Unfortunately for the Yankees, Jamie Shields matched Sabathia zero for zero. The Yankees smallballed their way out of a rally in the third (more on that later) and watched as Shields retired the next nine men he faced through the sixth inning. Robinson Cano snuck a single under Ben Zobrist’s glove at second to start the seventh, and things got a little crazy after that. Jorge Posada was hunting a first-pitch fastball and looped a fly ball into center, but Upton caught it on the run and had Cano stretched too far off the bag. He threw to first for what should have been a double play, but the throw ended up in the Yankees’ dugout. By rule, Cano advanced two bases to third when a good throw would have doubled him off the bag.
The Rays brought the infield in with the man on third in the scoreless game and it worked perfectly thanks to Russell Martin‘s hacking at the first pitch. His ground ball went right to Sean Rodriguez at third, who looked Cano back to the bag before making the throw to first. Brett Gardner was at the plate hoping for a hit or a wild pitch to score the run with two outs, but the Rays got cute and tried to catch Cano napping at third. Shields made a pickoff throw to third that eluded S-Rod and went into foul territory, allowing Robbie to score easily. The thing is that the pickoff throw would have worked if the throw was on line; Cano was way off the bag and dead to rights. Upton’s throw and Shields’ pickoff bailed Cano out twice, but sometimes you need a little luck like that. The run was unearned, and I can’t imagine there are many 1-0 games where the run is unearned in the AL.
Death By Bunting
Stop me if you’ve heard this before, but the Yankees pulled off a sacrifice bunt and it didn’t work. Shocking, I know. Even better: it was Curtis Granderson, the team’s best hitter all season, who laid down the bunt. Eduardo Nunez and Derek Jeter reached on infield singles to lead off the third, Grandy bunted them over, then Mark Teixeira flew out into a double play because Upton threw out Nunez at the plate by ten feet. I mean really, what’s the thought process there? That the .244 hitting first baseman who can’t hit changeups will single in both runners against a changeup pitcher? Congrats, common sense lost again. Can’t wait for this to happen in a game with something really on the line.

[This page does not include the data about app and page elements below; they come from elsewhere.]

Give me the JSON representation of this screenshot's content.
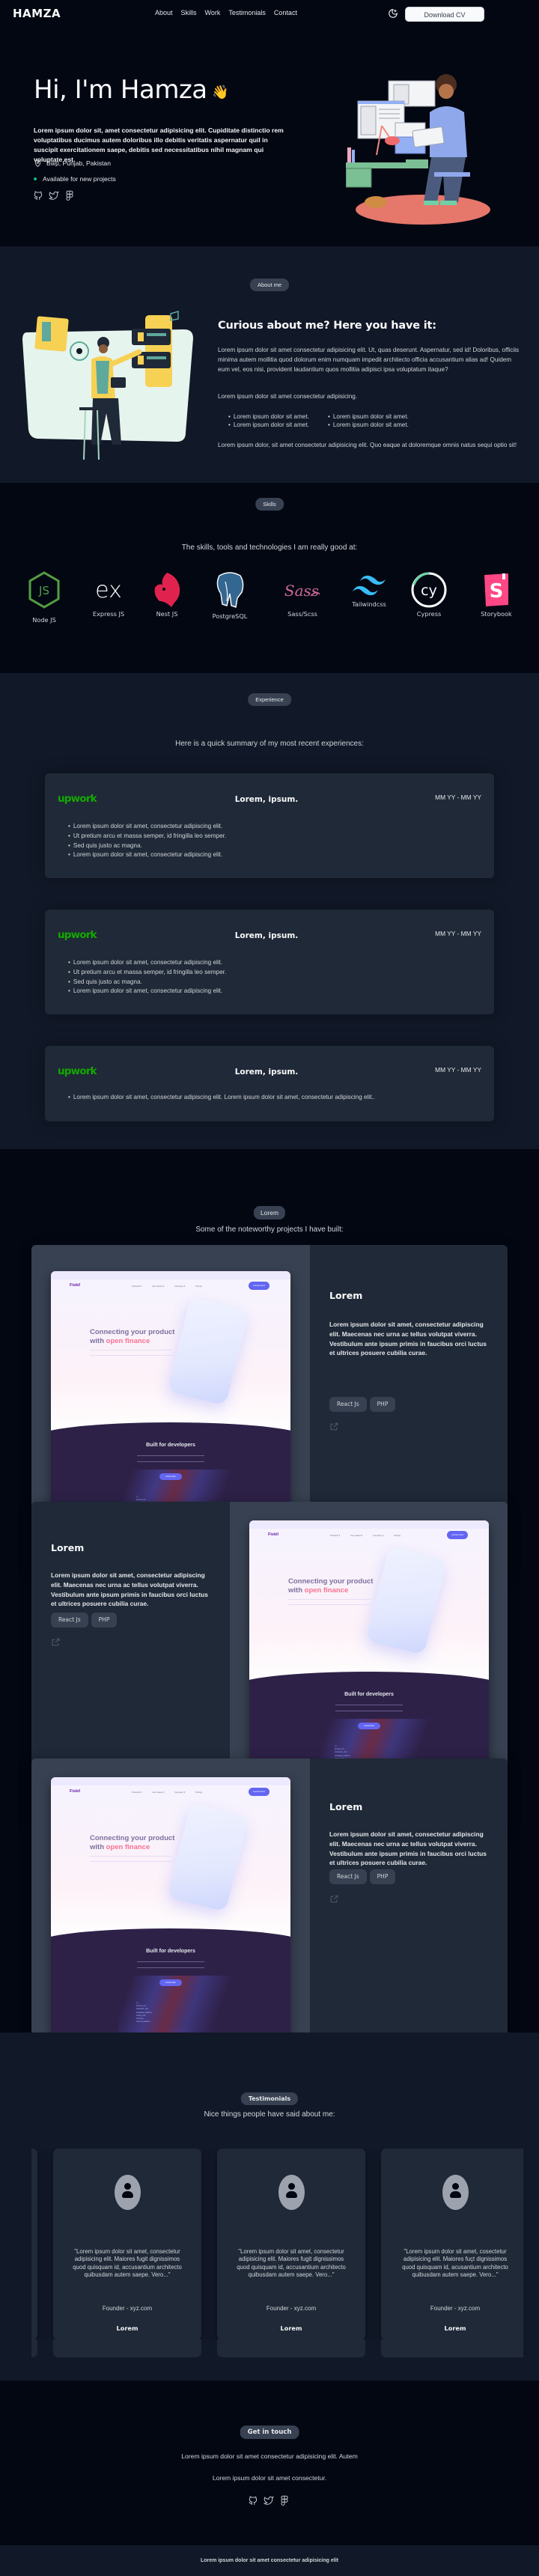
{
  "nav": {
    "logo": "HAMZA",
    "links": [
      "About",
      "Skills",
      "Work",
      "Testimonials",
      "Contact"
    ],
    "theme_toggle_icon": "moon-icon",
    "download_cv": "Download CV"
  },
  "hero": {
    "title": "Hi, I'm Hamza",
    "wave_emoji": "👋",
    "description": "Lorem ipsum dolor sit, amet consectetur adipisicing elit. Cupiditate distinctio rem voluptatibus ducimus autem doloribus illo debitis veritatis aspernatur quil in suscipit exercitationem saepe, debitis sed necessitatibus nihil magnam qui voluptate est.",
    "location": "Bwp, Punjab, Pakistan",
    "availability": "Available for new projects",
    "status_color": "#10b981",
    "socials": [
      "github-icon",
      "twitter-icon",
      "figma-icon"
    ]
  },
  "about": {
    "badge": "About me",
    "title": "Curious about me? Here you have it:",
    "paragraph1": "Lorem ipsum dolor sit amet consectetur adipisicing elit. Ut, quas deserunt. Aspernatur, sed id! Doloribus, officiis minima autem mollitia quod dolorum enim numquam impedit architecto officia accusantium alias ad! Quidem eum vel, eos nisi, provident laudantium quos mollitia adipisci ipsa voluptatum itaque?",
    "paragraph2": "Lorem ipsum dolor sit amet consectetur adipisicing.",
    "list": [
      "Lorem ipsum dolor sit amet.",
      "Lorem ipsum dolor sit amet.",
      "Lorem ipsum dolor sit amet.",
      "Lorem ipsum dolor sit amet."
    ],
    "paragraph3": "Lorem ipsum dolor, sit amet consectetur adipisicing elit. Quo eaque at doloremque omnis natus sequi optio sit!"
  },
  "skills": {
    "badge": "Skills",
    "subtitle": "The skills, tools and technologies I am really good at:",
    "items": [
      {
        "label": "Node JS",
        "icon": "nodejs-icon"
      },
      {
        "label": "Express JS",
        "icon": "express-icon"
      },
      {
        "label": "Nest JS",
        "icon": "nestjs-icon"
      },
      {
        "label": "PostgreSQL",
        "icon": "postgresql-icon"
      },
      {
        "label": "Sass/Scss",
        "icon": "sass-icon"
      },
      {
        "label": "Tailwindcss",
        "icon": "tailwind-icon"
      },
      {
        "label": "Cypress",
        "icon": "cypress-icon"
      },
      {
        "label": "Storybook",
        "icon": "storybook-icon"
      }
    ]
  },
  "experience": {
    "badge": "Experience",
    "subtitle": "Here is a quick summary of my most recent experiences:",
    "brand_color": "#14a800",
    "items": [
      {
        "company": "upwork",
        "role": "Lorem, ipsum.",
        "date": "MM YY - MM YY",
        "bullets": [
          "Lorem ipsum dolor sit amet, consectetur adipiscing elit.",
          "Ut pretium arcu et massa semper, id fringilla leo semper.",
          "Sed quis justo ac magna.",
          "Lorem ipsum dolor sit amet, consectetur adipiscing elit."
        ]
      },
      {
        "company": "upwork",
        "role": "Lorem, ipsum.",
        "date": "MM YY - MM YY",
        "bullets": [
          "Lorem ipsum dolor sit amet, consectetur adipiscing elit.",
          "Ut pretium arcu et massa semper, id fringilla leo semper.",
          "Sed quis justo ac magna.",
          "Lorem ipsum dolor sit amet, consectetur adipiscing elit."
        ]
      },
      {
        "company": "upwork",
        "role": "Lorem, ipsum.",
        "date": "MM YY - MM YY",
        "bullets": [
          "Lorem ipsum dolor sit amet, consectetur adipiscing elit. Lorem ipsum dolor sit amet, consectetur adipiscing elit.."
        ]
      }
    ]
  },
  "projects": {
    "badge": "Lorem",
    "subtitle": "Some of the noteworthy projects I have built:",
    "mockup": {
      "logo": "Fiskil",
      "nav": [
        "Products ▾",
        "Use Cases ▾",
        "Company ▾",
        "Pricing"
      ],
      "cta": "Contact Now",
      "headline_1": "Connecting your product",
      "headline_2a": "with ",
      "headline_2b": "open finance",
      "section_title": "Built for developers"
    },
    "items": [
      {
        "title": "Lorem",
        "description": "Lorem ipsum dolor sit amet, consectetur adipiscing elit. Maecenas nec urna ac tellus volutpat viverra. Vestibulum ante ipsum primis in faucibus orci luctus et ultrices posuere cubilia curae.",
        "tags": [
          "React Js",
          "PHP"
        ],
        "link_icon": "external-link-icon"
      },
      {
        "title": "Lorem",
        "description": "Lorem ipsum dolor sit amet, consectetur adipiscing elit. Maecenas nec urna ac tellus volutpat viverra. Vestibulum ante ipsum primis in faucibus orci luctus et ultrices posuere cubilia curae.",
        "tags": [
          "React Js",
          "PHP"
        ],
        "link_icon": "external-link-icon"
      },
      {
        "title": "Lorem",
        "description": "Lorem ipsum dolor sit amet, consectetur adipiscing elit. Maecenas nec urna ac tellus volutpat viverra. Vestibulum ante ipsum primis in faucibus orci luctus et ultrices posuere cubilia curae.",
        "tags": [
          "React Js",
          "PHP"
        ],
        "link_icon": "external-link-icon"
      }
    ]
  },
  "testimonials": {
    "badge": "Testimonials",
    "subtitle": "Nice things people have said about me:",
    "items": [
      {
        "quote": "\"Lorem ipsum dolor sit amet, consectetur adipisicing elit. Maiores fugit dignissimos quod quisquam id, accusantium architecto quibusdam autem saepe. Vero...\"",
        "name": "Lorem",
        "role": "Founder - xyz.com"
      },
      {
        "quote": "\"Lorem ipsum dolor sit amet, consectetur adipisicing elit. Maiores fugit dignissimos quod quisquam id, accusantium architecto quibusdam autem saepe. Vero...\"",
        "name": "Lorem",
        "role": "Founder - xyz.com"
      },
      {
        "quote": "\"Lorem ipsum dolor sit amet, cosectetur adipisicing elit. Maiores fuçt dignissimos quod quisquam id, acusantium architecto quibusdam autem saepe. Vero...\"",
        "name": "Lorem",
        "role": "Founder - xyz.com"
      }
    ]
  },
  "contact": {
    "badge": "Get in touch",
    "paragraph1": "Lorem ipsum dolor sit amet consectetur adipisicing elit. Autem",
    "paragraph2": "Lorem ipsum dolor sit amet consectetur.",
    "socials": [
      "github-icon",
      "twitter-icon",
      "figma-icon"
    ]
  },
  "footer": {
    "text": "Lorem ipsum dolor sit amet consectetur adipisicing elit"
  }
}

I don’t think a player with two hits can have a worse day than Upton did. He singled in the fourth then immediately got picked off by Sabathia, who started a rundown between first and second. Upton then beat out an infield single in the seventh (more in a bit) but got doubled off first on Rodriguez’s line drive to right. He had his head down and just kept running. Then there was the throw into the dugout. Just a brutal day, especially when the Bleacher Creatures started serenading him with “B. J. Up-ton clap clap clapclapclap” chants after the run scored.
Shields kept the offense pretty well in check, the Yankees had just four singles, two of which didn’t even leave the infield. Teixeira drew the only walk way back in the first inning. He was pretty dominant, basically Sabathia with one inning of bad defense.
The Yankees are an absurd 26-5 in the day games, the best mark since the 1955 Dodgers also won 26 of their first 31 day games. Of course, that means the Yankees are 27-30 in night games. I suspect that’s more of a fluke than a trend. I can’t think of anything that would make a team play so much better during the day than at night. Anyway, the Yankees have won two straight and 14 of their last 20. That’s a fine way to head into the break.
WPA Graph & Box Score
Three days off, which will be nice for the Yankees but bad for us fans. They’ll kick off the second half with four games in Toronto against the Fightin’ Bautistas on Thursday. Bartolo Colon gets that start, and here’s the rest of the team’s pitching plans. If you’re going to be in Toronto for the weekend, RAB Tickets can get you into the games dirt cheap.